Clinical significance of anticentromere antibodies in patients with systemic lupus erythematosus.J Rheumatol 2000; 27(6):1403-7JR
To clarify the clinical significance of anticentromere antibodies (ACA) in patients with systemic lupus erythematosus (SLE).
Two hundred sixteen patients with SLE who were treated in our department were surveyed cross sectionally for the presence of ACA using indirect immunofluorescence on HEp-2 cell lines. ACA were identified by their discrete speckled pattern. Antibodies to the major centromere protein, CENP-B, were also studied with ELISA. Serial determinations of anti-CENP-B were carried out using stored serum samples, if available.
ACA were recognized in 12 (5.6%) patients with SLE. All patients were receiving steroid therapy, with a mean dose of prednisolone of 14.4 mg/day. These patients also tested positive for anti-CENP-B with high titers despite the low serological disease activity in most. Three or more CREST features were observed in 2 patients and 2 others had no such features. Both patients without CREST features had a relatively short disease duration. The age at onset of SLE was significantly higher and Raynaud's phenomenon was more frequent in patients with ACA than in patients without ACA. In 8 of 10 patients tested, retrospective analysis using stored sera revealed no consistent change in anti-CENP-B titers over time.

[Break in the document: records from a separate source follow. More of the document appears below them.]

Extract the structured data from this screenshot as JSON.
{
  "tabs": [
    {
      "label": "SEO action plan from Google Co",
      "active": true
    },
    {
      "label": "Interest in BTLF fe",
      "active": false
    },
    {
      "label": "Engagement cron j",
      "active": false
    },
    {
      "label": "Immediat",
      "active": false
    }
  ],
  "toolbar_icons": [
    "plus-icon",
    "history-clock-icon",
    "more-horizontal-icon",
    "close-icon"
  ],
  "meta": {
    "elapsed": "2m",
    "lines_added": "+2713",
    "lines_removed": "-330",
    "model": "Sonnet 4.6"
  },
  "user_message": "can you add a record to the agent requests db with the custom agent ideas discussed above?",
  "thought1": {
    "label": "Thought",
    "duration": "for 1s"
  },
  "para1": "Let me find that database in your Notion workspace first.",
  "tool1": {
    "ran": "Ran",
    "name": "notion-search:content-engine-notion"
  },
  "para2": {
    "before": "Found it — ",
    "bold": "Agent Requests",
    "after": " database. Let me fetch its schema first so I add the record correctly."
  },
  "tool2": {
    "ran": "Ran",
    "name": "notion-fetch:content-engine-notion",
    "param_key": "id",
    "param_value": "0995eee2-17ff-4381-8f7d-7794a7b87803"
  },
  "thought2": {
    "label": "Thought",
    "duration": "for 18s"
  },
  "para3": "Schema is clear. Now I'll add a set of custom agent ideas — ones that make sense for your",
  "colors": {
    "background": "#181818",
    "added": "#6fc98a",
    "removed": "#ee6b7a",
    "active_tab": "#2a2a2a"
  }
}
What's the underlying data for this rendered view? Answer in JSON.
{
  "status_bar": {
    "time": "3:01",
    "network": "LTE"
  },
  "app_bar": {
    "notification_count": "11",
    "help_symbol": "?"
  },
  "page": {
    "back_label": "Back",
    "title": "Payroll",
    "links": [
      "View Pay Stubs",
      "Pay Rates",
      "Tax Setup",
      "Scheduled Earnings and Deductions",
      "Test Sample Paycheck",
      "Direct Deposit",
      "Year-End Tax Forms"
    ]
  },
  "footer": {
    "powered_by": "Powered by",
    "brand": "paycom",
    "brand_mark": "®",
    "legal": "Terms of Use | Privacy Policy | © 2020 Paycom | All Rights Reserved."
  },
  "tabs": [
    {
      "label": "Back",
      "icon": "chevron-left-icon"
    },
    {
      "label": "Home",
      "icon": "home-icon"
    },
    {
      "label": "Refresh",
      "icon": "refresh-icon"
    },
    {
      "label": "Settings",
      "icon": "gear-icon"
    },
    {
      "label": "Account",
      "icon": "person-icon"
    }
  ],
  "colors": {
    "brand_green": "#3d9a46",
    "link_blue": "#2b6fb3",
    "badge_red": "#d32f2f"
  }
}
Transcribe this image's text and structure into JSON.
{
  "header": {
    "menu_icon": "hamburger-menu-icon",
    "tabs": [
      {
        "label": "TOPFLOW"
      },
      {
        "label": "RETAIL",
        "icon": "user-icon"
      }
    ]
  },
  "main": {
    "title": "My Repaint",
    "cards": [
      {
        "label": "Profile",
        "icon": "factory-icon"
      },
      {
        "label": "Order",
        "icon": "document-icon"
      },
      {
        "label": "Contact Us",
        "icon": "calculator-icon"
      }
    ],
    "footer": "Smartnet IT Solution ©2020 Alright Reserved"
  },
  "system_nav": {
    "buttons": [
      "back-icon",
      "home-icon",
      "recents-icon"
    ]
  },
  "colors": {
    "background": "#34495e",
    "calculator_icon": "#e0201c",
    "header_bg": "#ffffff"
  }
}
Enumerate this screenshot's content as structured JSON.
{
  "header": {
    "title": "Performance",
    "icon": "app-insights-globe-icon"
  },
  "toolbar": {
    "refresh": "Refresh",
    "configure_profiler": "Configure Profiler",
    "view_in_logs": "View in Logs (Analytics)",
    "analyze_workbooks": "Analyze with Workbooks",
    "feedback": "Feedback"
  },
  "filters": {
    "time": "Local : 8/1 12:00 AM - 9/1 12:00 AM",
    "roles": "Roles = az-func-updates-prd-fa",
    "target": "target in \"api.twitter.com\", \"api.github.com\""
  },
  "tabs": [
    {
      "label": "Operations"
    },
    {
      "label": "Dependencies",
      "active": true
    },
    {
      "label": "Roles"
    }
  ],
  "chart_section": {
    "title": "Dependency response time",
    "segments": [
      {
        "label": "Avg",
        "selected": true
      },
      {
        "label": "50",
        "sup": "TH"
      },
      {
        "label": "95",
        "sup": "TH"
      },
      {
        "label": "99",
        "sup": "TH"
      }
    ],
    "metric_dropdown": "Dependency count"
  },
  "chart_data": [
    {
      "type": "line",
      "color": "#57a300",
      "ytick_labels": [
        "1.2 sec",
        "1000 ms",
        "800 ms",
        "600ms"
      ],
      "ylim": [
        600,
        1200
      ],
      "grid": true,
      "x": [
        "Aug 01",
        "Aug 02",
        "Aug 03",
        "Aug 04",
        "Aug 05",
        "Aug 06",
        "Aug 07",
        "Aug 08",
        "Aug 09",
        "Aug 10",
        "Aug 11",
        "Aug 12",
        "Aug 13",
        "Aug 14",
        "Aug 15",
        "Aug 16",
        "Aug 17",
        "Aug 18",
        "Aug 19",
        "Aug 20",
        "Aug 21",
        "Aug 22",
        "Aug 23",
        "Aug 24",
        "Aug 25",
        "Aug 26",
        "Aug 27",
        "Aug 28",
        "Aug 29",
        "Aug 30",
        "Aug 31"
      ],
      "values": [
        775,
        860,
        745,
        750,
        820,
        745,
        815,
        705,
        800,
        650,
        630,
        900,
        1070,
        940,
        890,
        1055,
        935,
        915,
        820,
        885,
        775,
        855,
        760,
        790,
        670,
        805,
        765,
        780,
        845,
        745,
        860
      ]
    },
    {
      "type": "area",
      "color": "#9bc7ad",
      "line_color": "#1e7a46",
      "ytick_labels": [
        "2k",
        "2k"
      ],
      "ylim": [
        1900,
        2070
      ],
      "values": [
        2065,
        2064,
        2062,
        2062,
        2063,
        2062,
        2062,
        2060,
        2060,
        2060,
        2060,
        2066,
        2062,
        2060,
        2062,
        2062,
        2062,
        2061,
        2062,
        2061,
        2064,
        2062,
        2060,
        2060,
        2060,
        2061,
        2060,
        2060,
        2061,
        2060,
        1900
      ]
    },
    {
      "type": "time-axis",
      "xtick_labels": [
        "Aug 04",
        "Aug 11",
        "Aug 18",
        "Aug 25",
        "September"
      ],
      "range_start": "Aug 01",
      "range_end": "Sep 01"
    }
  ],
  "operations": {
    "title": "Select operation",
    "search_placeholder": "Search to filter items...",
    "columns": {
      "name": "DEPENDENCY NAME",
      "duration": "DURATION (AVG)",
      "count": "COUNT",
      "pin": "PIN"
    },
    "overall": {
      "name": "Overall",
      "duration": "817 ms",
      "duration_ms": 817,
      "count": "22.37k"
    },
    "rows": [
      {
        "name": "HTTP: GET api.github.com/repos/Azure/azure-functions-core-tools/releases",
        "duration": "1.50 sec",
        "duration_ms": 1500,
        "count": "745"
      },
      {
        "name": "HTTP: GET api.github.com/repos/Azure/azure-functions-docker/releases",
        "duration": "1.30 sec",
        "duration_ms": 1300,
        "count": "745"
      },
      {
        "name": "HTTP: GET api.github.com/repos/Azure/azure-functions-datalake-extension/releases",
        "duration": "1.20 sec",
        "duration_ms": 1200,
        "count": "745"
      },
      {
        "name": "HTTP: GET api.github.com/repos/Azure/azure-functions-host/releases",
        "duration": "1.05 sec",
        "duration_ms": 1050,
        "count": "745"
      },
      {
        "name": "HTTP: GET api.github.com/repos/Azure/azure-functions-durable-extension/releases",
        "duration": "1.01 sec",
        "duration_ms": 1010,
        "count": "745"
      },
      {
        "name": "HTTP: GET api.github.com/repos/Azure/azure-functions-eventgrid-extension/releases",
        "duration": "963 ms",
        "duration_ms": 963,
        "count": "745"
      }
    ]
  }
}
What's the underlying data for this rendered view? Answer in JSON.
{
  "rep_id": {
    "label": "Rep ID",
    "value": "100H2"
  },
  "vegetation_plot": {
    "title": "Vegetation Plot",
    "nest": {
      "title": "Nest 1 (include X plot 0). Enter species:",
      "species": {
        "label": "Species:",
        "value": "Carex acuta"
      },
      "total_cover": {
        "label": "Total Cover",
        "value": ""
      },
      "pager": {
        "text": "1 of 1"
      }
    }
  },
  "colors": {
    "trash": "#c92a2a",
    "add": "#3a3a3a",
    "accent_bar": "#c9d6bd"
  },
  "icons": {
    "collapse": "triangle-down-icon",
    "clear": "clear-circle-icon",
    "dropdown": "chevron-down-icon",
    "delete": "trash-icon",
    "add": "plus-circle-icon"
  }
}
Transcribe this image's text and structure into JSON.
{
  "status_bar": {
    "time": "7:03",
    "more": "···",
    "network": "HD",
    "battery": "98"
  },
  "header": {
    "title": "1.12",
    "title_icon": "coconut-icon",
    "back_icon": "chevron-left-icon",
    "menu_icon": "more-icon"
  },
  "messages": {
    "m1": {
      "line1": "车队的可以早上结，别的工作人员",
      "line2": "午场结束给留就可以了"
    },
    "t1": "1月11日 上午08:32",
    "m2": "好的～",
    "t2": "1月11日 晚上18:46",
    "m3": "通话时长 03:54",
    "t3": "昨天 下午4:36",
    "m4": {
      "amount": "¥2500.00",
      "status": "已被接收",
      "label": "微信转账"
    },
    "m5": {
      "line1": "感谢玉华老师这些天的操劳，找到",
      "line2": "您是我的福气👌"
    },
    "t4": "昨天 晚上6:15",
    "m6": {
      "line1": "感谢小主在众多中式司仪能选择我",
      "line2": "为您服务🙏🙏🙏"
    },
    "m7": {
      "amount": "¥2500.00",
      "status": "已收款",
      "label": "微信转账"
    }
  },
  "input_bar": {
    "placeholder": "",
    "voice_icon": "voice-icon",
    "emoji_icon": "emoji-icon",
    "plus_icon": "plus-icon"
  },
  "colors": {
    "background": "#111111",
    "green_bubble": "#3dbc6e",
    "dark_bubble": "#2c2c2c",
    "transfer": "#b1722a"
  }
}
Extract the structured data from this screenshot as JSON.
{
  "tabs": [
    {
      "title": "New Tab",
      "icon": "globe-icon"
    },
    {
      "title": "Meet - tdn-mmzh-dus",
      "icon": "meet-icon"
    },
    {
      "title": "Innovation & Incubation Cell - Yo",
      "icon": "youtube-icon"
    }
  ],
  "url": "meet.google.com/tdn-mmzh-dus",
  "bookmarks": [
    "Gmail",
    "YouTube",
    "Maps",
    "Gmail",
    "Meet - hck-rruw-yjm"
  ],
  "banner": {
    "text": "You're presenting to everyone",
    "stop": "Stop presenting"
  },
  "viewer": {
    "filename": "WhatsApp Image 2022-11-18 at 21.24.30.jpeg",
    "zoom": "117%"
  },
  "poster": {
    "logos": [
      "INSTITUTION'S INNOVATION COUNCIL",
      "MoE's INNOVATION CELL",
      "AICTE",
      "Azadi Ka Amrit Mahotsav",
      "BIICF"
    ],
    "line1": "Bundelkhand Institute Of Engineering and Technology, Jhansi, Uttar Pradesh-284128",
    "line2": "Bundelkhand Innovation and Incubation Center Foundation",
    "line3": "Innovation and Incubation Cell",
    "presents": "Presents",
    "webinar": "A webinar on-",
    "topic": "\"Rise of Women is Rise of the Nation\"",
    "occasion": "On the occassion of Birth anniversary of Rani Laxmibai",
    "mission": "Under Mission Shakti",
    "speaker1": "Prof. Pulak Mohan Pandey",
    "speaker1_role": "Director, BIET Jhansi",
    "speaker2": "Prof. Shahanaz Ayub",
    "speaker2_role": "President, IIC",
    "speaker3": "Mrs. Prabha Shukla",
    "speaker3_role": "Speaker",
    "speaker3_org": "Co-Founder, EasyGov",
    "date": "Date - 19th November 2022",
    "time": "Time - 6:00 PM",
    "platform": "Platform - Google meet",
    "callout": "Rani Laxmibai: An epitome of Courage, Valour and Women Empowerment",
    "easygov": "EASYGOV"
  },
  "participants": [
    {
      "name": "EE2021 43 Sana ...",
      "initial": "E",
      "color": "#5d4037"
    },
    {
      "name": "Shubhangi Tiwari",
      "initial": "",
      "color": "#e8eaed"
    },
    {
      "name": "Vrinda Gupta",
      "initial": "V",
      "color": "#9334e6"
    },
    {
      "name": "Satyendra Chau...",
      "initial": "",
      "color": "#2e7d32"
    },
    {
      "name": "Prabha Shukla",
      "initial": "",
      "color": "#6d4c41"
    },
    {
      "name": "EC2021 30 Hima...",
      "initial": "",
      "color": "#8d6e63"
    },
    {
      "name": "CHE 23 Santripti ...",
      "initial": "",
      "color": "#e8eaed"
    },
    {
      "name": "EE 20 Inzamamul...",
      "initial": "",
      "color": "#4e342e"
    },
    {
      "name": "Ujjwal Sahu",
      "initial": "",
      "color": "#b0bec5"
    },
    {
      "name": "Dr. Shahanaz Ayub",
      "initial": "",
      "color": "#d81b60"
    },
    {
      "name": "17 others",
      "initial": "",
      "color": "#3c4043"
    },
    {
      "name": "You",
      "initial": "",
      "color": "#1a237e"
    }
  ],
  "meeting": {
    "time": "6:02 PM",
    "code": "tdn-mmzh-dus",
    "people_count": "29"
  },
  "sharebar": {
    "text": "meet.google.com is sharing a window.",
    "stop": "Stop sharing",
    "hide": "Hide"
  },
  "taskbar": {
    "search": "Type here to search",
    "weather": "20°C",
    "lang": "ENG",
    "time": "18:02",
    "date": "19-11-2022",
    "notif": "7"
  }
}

The presence of ACA in patients with SLE is apparently more frequent than previously believed. Patients with SLE with ACA may be a distinct subgroup. A longterm followup is warranted to fully determine the clinical significance of ACA in patients with SLE.